> ENTRIES SHOWN
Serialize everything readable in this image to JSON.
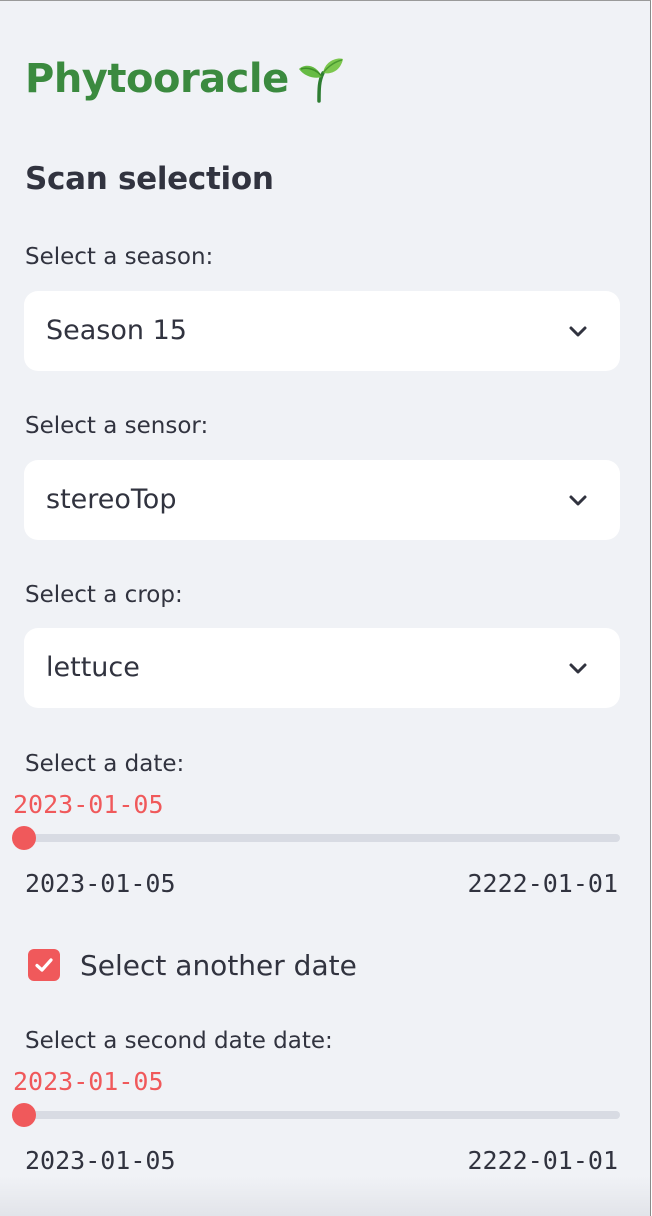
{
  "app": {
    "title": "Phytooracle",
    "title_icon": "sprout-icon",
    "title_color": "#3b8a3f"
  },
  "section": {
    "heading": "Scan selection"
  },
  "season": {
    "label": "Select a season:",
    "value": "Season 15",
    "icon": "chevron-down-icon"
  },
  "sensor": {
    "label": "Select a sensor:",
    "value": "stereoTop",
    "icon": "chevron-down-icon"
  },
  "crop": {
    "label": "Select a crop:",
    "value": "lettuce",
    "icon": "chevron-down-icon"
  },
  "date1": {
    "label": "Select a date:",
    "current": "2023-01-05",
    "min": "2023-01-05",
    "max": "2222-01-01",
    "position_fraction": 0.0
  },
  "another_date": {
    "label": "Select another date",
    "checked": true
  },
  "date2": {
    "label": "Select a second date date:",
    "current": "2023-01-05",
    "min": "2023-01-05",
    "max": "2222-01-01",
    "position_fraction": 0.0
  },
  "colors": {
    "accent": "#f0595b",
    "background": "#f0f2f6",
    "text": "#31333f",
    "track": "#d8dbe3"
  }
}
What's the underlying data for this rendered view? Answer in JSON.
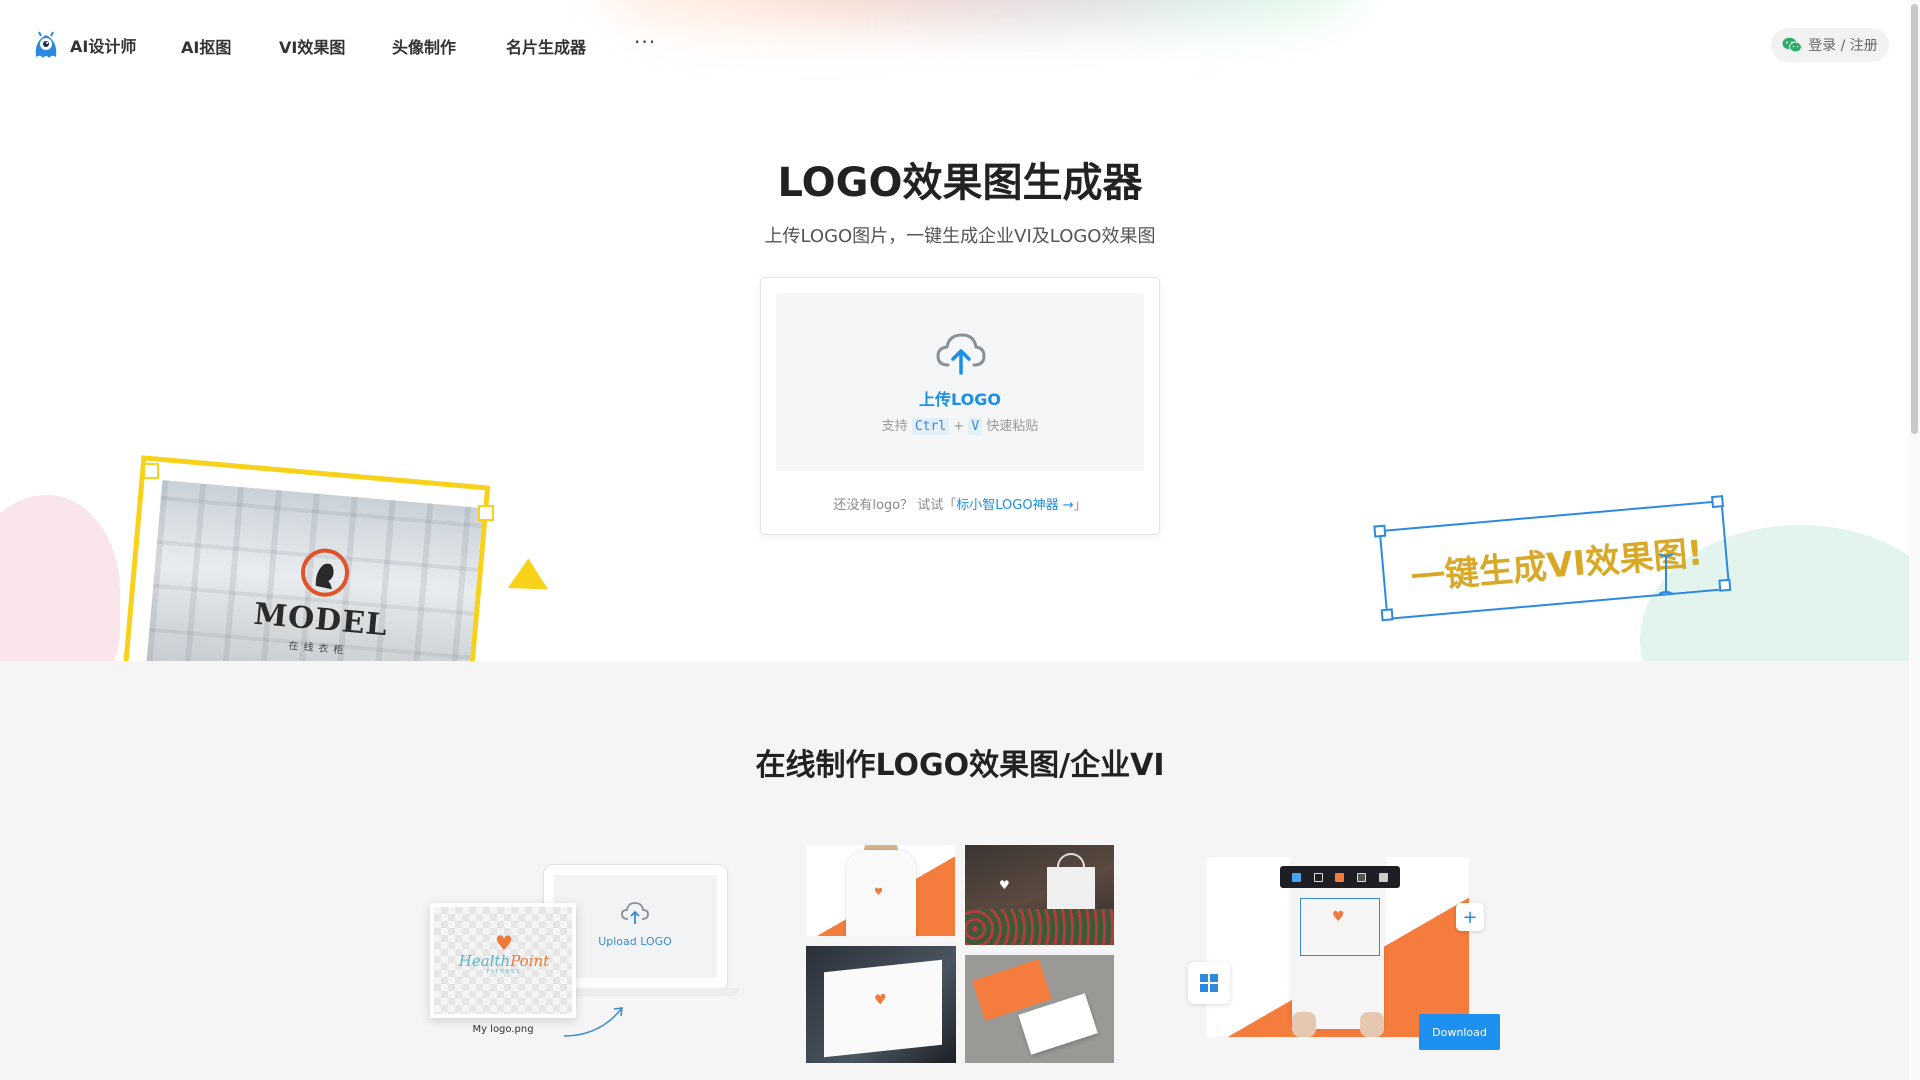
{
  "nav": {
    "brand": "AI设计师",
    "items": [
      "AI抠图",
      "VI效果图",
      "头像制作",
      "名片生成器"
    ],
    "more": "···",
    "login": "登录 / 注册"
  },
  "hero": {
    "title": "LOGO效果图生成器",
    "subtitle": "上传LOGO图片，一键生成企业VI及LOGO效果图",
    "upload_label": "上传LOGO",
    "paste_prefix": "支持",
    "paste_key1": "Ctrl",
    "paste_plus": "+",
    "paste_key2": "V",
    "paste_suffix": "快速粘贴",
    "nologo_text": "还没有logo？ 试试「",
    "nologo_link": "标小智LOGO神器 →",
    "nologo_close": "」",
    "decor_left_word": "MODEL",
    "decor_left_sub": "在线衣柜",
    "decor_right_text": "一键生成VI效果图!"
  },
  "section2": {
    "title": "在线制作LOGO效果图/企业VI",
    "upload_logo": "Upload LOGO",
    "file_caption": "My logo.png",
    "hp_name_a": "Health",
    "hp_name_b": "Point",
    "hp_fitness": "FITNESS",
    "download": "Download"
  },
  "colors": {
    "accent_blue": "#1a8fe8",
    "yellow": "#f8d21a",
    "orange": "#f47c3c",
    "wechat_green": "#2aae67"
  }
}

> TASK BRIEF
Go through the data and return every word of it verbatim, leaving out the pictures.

> EXERCISE OUTPUT
Serialize everything readable in this image to JSON.
{
  "app": {
    "title": "Phytooracle",
    "title_icon": "sprout-icon",
    "title_color": "#3b8a3f"
  },
  "section": {
    "heading": "Scan selection"
  },
  "season": {
    "label": "Select a season:",
    "value": "Season 15",
    "icon": "chevron-down-icon"
  },
  "sensor": {
    "label": "Select a sensor:",
    "value": "stereoTop",
    "icon": "chevron-down-icon"
  },
  "crop": {
    "label": "Select a crop:",
    "value": "lettuce",
    "icon": "chevron-down-icon"
  },
  "date1": {
    "label": "Select a date:",
    "current": "2023-01-05",
    "min": "2023-01-05",
    "max": "2222-01-01",
    "position_fraction": 0.0
  },
  "another_date": {
    "label": "Select another date",
    "checked": true
  },
  "date2": {
    "label": "Select a second date date:",
    "current": "2023-01-05",
    "min": "2023-01-05",
    "max": "2222-01-01",
    "position_fraction": 0.0
  },
  "colors": {
    "accent": "#f0595b",
    "background": "#f0f2f6",
    "text": "#31333f",
    "track": "#d8dbe3"
  }
}
What's the underlying data for this rendered view? Answer in JSON.
{
  "nav": {
    "brand": "AI设计师",
    "items": [
      "AI抠图",
      "VI效果图",
      "头像制作",
      "名片生成器"
    ],
    "more": "···",
    "login": "登录 / 注册"
  },
  "hero": {
    "title": "LOGO效果图生成器",
    "subtitle": "上传LOGO图片，一键生成企业VI及LOGO效果图",
    "upload_label": "上传LOGO",
    "paste_prefix": "支持",
    "paste_key1": "Ctrl",
    "paste_plus": "+",
    "paste_key2": "V",
    "paste_suffix": "快速粘贴",
    "nologo_text": "还没有logo？ 试试「",
    "nologo_link": "标小智LOGO神器 →",
    "nologo_close": "」",
    "decor_left_word": "MODEL",
    "decor_left_sub": "在线衣柜",
    "decor_right_text": "一键生成VI效果图!"
  },
  "section2": {
    "title": "在线制作LOGO效果图/企业VI",
    "upload_logo": "Upload LOGO",
    "file_caption": "My logo.png",
    "hp_name_a": "Health",
    "hp_name_b": "Point",
    "hp_fitness": "FITNESS",
    "download": "Download"
  },
  "colors": {
    "accent_blue": "#1a8fe8",
    "yellow": "#f8d21a",
    "orange": "#f47c3c",
    "wechat_green": "#2aae67"
  }
}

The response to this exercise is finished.